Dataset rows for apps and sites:
○ ○ ○

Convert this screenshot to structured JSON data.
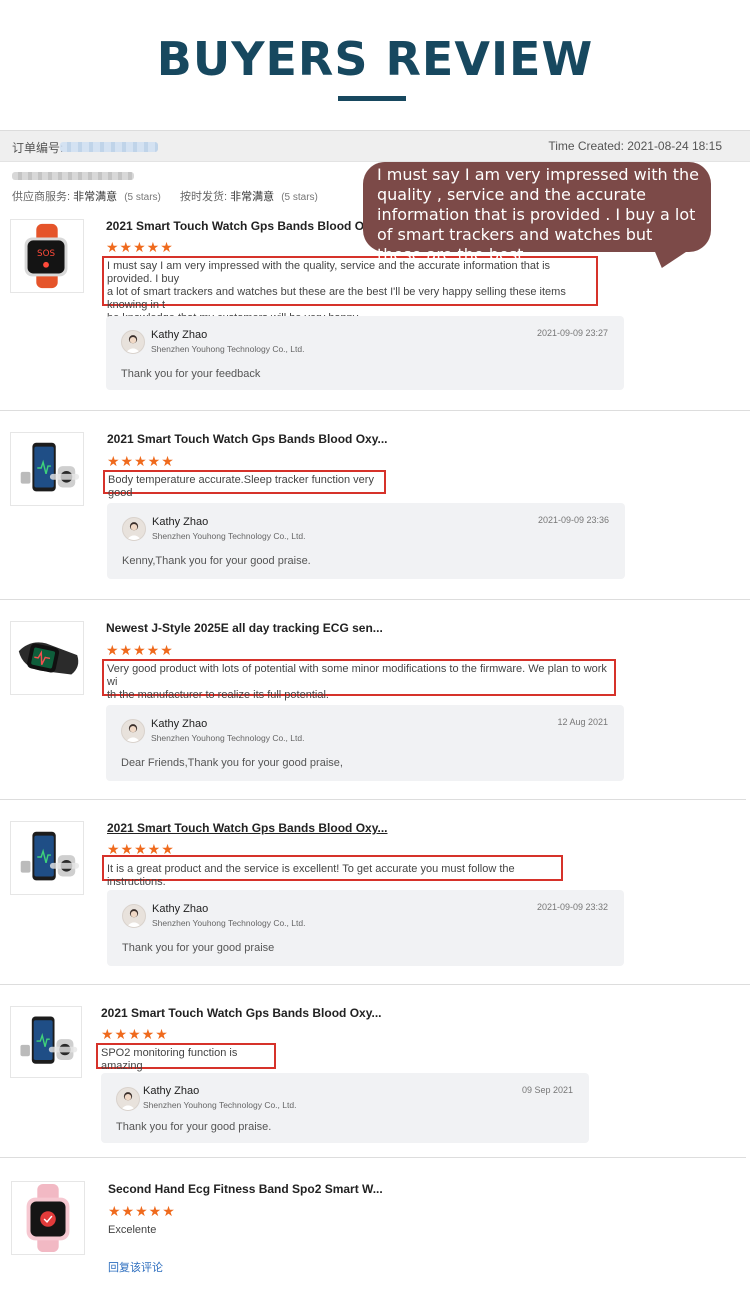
{
  "header": {
    "title": "BUYERS REVIEW"
  },
  "order": {
    "label": "订单编号:",
    "time_created": "Time Created: 2021-08-24 18:15",
    "supplier_service_label": "供应商服务:",
    "supplier_service_value": "非常满意",
    "supplier_service_stars": "(5 stars)",
    "ontime_label": "按时发货:",
    "ontime_value": "非常满意",
    "ontime_stars": "(5 stars)"
  },
  "callout": {
    "text": "I must say I am very impressed with the quality , service and the accurate information that is provided . I buy a lot of smart trackers and watches but these are the best"
  },
  "colors": {
    "title": "#17485f",
    "stars": "#ef6a1d",
    "highlight_border": "#d6322a",
    "callout_bg": "#7c4a48",
    "link": "#2f6fbf"
  },
  "reviews": [
    {
      "product_title": "2021 Smart Touch Watch Gps Bands Blood Oxy...",
      "thumb_icon": "orange-smartwatch-sos-icon",
      "stars": "★★★★★",
      "text_lines": [
        "I must say I am very impressed with the quality, service and the accurate information that is provided. I buy",
        "a lot of smart trackers and watches but these are the best I'll be very happy selling these items knowing in t",
        "he knowledge that my customers will be very happy"
      ],
      "reply": {
        "name": "Kathy Zhao",
        "company": "Shenzhen Youhong Technology Co., Ltd.",
        "date": "2021-09-09 23:27",
        "message": "Thank you for your feedback"
      }
    },
    {
      "product_title": "2021 Smart Touch Watch Gps Bands Blood Oxy...",
      "thumb_icon": "phone-and-watch-icon",
      "stars": "★★★★★",
      "text_lines": [
        "Body temperature accurate.Sleep tracker function very good"
      ],
      "reply": {
        "name": "Kathy Zhao",
        "company": "Shenzhen Youhong Technology Co., Ltd.",
        "date": "2021-09-09 23:36",
        "message": "Kenny,Thank you for your good praise."
      }
    },
    {
      "product_title": "Newest J-Style 2025E all day tracking ECG sen...",
      "thumb_icon": "black-ecg-band-icon",
      "stars": "★★★★★",
      "text_lines": [
        "Very good product with lots of potential with some minor modifications to the firmware. We plan to work wi",
        "th the manufacturer to realize its full potential."
      ],
      "reply": {
        "name": "Kathy Zhao",
        "company": "Shenzhen Youhong Technology Co., Ltd.",
        "date": "12 Aug 2021",
        "message": "Dear Friends,Thank you for your good praise,"
      }
    },
    {
      "product_title": "2021 Smart Touch Watch Gps Bands Blood Oxy...",
      "thumb_icon": "phone-and-watch-icon",
      "stars": "★★★★★",
      "text_lines": [
        "It is a great product and the service is excellent! To get accurate you must follow the instructions."
      ],
      "reply": {
        "name": "Kathy Zhao",
        "company": "Shenzhen Youhong Technology Co., Ltd.",
        "date": "2021-09-09 23:32",
        "message": "Thank you for your good praise"
      }
    },
    {
      "product_title": "2021 Smart Touch Watch Gps Bands Blood Oxy...",
      "thumb_icon": "phone-and-watch-icon",
      "stars": "★★★★★",
      "text_lines": [
        "SPO2 monitoring function is amazing"
      ],
      "reply": {
        "name": "Kathy Zhao",
        "company": "Shenzhen Youhong Technology Co., Ltd.",
        "date": "09 Sep 2021",
        "message": "Thank you for your good praise."
      }
    },
    {
      "product_title": "Second Hand Ecg Fitness Band Spo2 Smart W...",
      "thumb_icon": "pink-smartwatch-icon",
      "stars": "★★★★★",
      "text": "Excelente",
      "reply_link": "回复该评论"
    }
  ]
}
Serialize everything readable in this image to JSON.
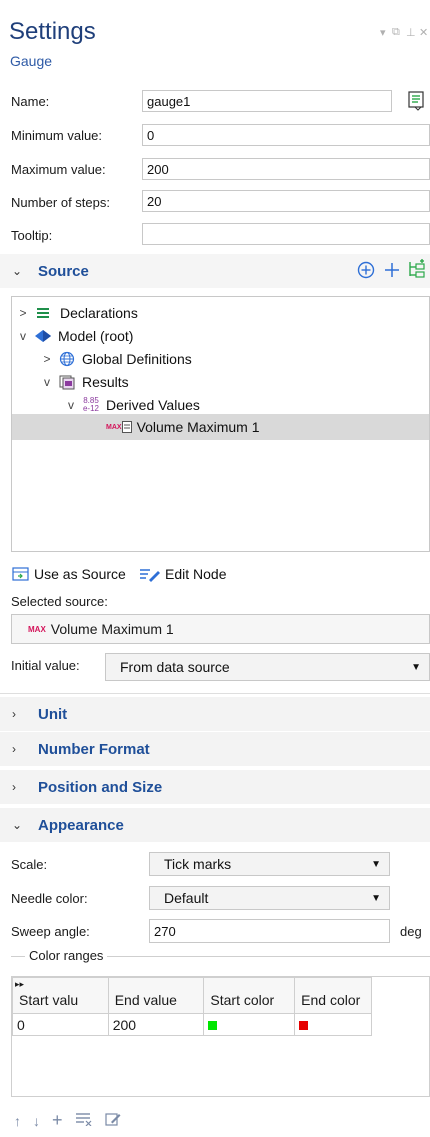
{
  "header": {
    "title": "Settings",
    "subtitle": "Gauge",
    "window_controls": [
      "▾",
      "⧉",
      "⊥",
      "✕"
    ]
  },
  "form": {
    "name_label": "Name:",
    "name_value": "gauge1",
    "min_label": "Minimum value:",
    "min_value": "0",
    "max_label": "Maximum value:",
    "max_value": "200",
    "steps_label": "Number of steps:",
    "steps_value": "20",
    "tooltip_label": "Tooltip:",
    "tooltip_value": ""
  },
  "source": {
    "section_label": "Source",
    "tree": [
      {
        "label": "Declarations",
        "icon": "list-lines-icon",
        "toggle": ">"
      },
      {
        "label": "Model (root)",
        "icon": "model-diamond-icon",
        "toggle": "v"
      },
      {
        "label": "Global Definitions",
        "icon": "globe-icon",
        "toggle": ">"
      },
      {
        "label": "Results",
        "icon": "results-icon",
        "toggle": "v"
      },
      {
        "label": "Derived Values",
        "icon": "derived-values-icon",
        "toggle": "v",
        "icon_text": [
          "8.85",
          "e-12"
        ]
      },
      {
        "label": "Volume Maximum 1",
        "icon": "max-table-icon",
        "icon_text": "MAX",
        "selected": true
      }
    ],
    "use_as_source": "Use as Source",
    "edit_node": "Edit Node",
    "selected_source_label": "Selected source:",
    "selected_source_badge": "MAX",
    "selected_source_value": "Volume Maximum 1",
    "initial_value_label": "Initial value:",
    "initial_value": "From data source"
  },
  "sections": {
    "unit": "Unit",
    "number_format": "Number Format",
    "position_size": "Position and Size",
    "appearance": "Appearance"
  },
  "appearance": {
    "scale_label": "Scale:",
    "scale_value": "Tick marks",
    "needle_label": "Needle color:",
    "needle_value": "Default",
    "sweep_label": "Sweep angle:",
    "sweep_value": "270",
    "sweep_unit": "deg",
    "color_ranges_label": "Color ranges",
    "table_headers": [
      "Start valu",
      "End value",
      "Start color",
      "End color"
    ],
    "rows": [
      {
        "start": "0",
        "end": "200",
        "start_color": "#00e600",
        "end_color": "#e60000"
      }
    ]
  },
  "colors": {
    "title": "#1f3f7a",
    "accent": "#2e6fd6",
    "section_text": "#1f4f99",
    "selection": "#d9d9d9",
    "green_add": "#2ba84a",
    "max_badge": "#d4145a"
  }
}
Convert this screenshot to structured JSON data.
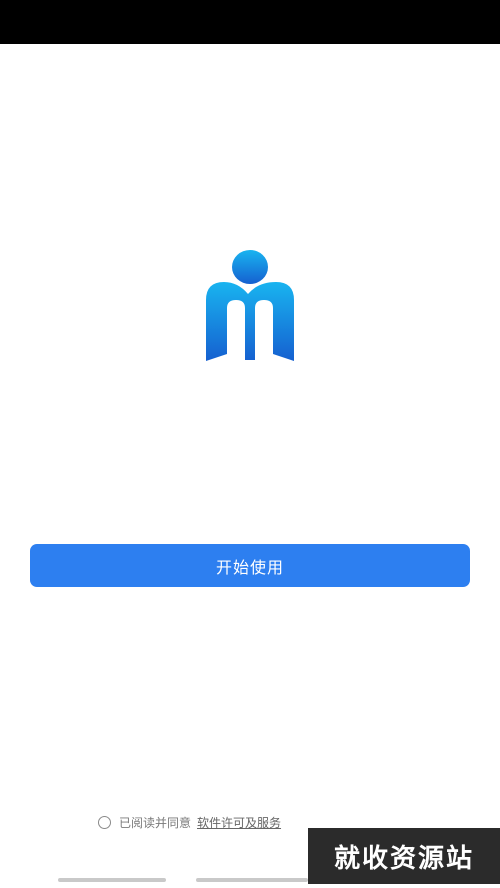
{
  "app": {
    "logo_icon": "m-person-logo-icon",
    "accent_color": "#2d7ff0"
  },
  "start": {
    "label": "开始使用"
  },
  "agreement": {
    "text": "已阅读并同意",
    "link": "软件许可及服务"
  },
  "watermark": {
    "text": "就收资源站"
  }
}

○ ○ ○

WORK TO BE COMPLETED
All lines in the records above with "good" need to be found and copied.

YOUR RESPONSE
        "Body temperature accurate.Sleep tracker function very good"
        "message": "Kenny,Thank you for your good praise."
        "Very good product with lots of potential with some minor modifications to the firmware. We plan to work wi",
        "message": "Dear Friends,Thank you for your good praise,"
        "message": "Thank you for your good praise"
        "message": "Thank you for your good praise."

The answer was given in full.